German economists agree the cooling of China’s economy is an increasingly serious problem.
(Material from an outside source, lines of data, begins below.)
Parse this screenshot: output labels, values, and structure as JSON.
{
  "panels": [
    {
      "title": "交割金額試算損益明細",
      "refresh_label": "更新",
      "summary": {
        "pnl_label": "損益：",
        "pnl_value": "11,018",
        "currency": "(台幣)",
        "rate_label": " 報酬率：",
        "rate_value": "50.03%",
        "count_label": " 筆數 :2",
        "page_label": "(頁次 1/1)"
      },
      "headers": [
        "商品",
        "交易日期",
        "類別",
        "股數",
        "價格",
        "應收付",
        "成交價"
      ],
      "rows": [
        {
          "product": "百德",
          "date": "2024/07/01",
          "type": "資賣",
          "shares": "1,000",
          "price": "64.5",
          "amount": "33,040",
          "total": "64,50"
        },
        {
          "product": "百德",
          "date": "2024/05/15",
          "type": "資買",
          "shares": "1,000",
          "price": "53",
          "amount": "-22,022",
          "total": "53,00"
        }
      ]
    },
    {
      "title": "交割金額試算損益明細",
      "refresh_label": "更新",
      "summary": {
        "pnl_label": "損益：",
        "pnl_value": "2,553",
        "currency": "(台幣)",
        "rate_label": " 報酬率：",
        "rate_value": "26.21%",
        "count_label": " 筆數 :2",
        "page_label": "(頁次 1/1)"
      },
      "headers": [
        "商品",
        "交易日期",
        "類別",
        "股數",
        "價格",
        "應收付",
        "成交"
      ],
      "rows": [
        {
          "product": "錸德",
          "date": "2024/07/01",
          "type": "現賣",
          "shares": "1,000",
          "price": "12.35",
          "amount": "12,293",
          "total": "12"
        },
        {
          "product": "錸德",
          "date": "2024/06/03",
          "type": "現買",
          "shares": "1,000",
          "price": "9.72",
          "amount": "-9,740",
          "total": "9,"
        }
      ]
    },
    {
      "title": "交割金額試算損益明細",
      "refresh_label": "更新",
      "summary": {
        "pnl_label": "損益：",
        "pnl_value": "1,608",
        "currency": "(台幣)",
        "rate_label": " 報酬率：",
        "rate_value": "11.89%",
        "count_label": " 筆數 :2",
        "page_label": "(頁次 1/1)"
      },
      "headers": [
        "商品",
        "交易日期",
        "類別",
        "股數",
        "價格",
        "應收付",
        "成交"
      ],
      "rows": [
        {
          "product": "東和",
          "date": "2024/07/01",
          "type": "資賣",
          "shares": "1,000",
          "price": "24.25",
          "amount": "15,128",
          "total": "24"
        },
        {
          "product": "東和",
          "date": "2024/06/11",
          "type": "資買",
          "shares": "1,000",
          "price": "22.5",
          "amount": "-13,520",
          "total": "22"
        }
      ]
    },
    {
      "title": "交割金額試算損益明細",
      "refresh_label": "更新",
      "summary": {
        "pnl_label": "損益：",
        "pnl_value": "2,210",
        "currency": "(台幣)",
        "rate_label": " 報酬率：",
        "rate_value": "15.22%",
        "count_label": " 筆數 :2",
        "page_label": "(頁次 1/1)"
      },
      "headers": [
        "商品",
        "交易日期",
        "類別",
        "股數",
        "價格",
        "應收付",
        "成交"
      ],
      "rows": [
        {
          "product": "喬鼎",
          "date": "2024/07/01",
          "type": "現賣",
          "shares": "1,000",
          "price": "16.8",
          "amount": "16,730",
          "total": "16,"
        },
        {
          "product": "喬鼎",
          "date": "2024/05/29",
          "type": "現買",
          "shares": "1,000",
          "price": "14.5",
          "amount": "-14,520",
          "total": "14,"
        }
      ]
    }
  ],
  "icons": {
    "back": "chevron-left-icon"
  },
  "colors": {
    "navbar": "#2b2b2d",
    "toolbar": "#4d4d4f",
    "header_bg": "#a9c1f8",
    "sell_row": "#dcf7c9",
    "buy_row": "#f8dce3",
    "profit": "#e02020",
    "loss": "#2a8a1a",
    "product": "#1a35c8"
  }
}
Yet the development doesn’t seem to be affecting their homeland.
Germany’s top economist, Hans-Werner Sinn, said the country’s economic system continued to be steady amid the global financial turbulence, and the monthly business climate index issued by his Ifo Institute for Economic Research rose by 0.3 to 108.3 points on Tuesday – surprising most bank economists.
The business managers polled as part of the index assessed their firms’ current economic situation as being significantly improved over the previous month, and saw business in the coming six months as more or less stable.
As a result, the German government-owned development bank KfW raised its growth forecast for Germany from 1.5 to 1.8 percent for this year, and 2 percent for 2016.
Sigmar Gabriel, Germany’s vice chancellor and economy minister, appears convinced the stock market plunge in China is no threat to the German upswing. “From what we can judge, it will not contribute to a deterioration of developments in Germany,” he said. “You can see in the development of the euro there is again greater activity in Europe.”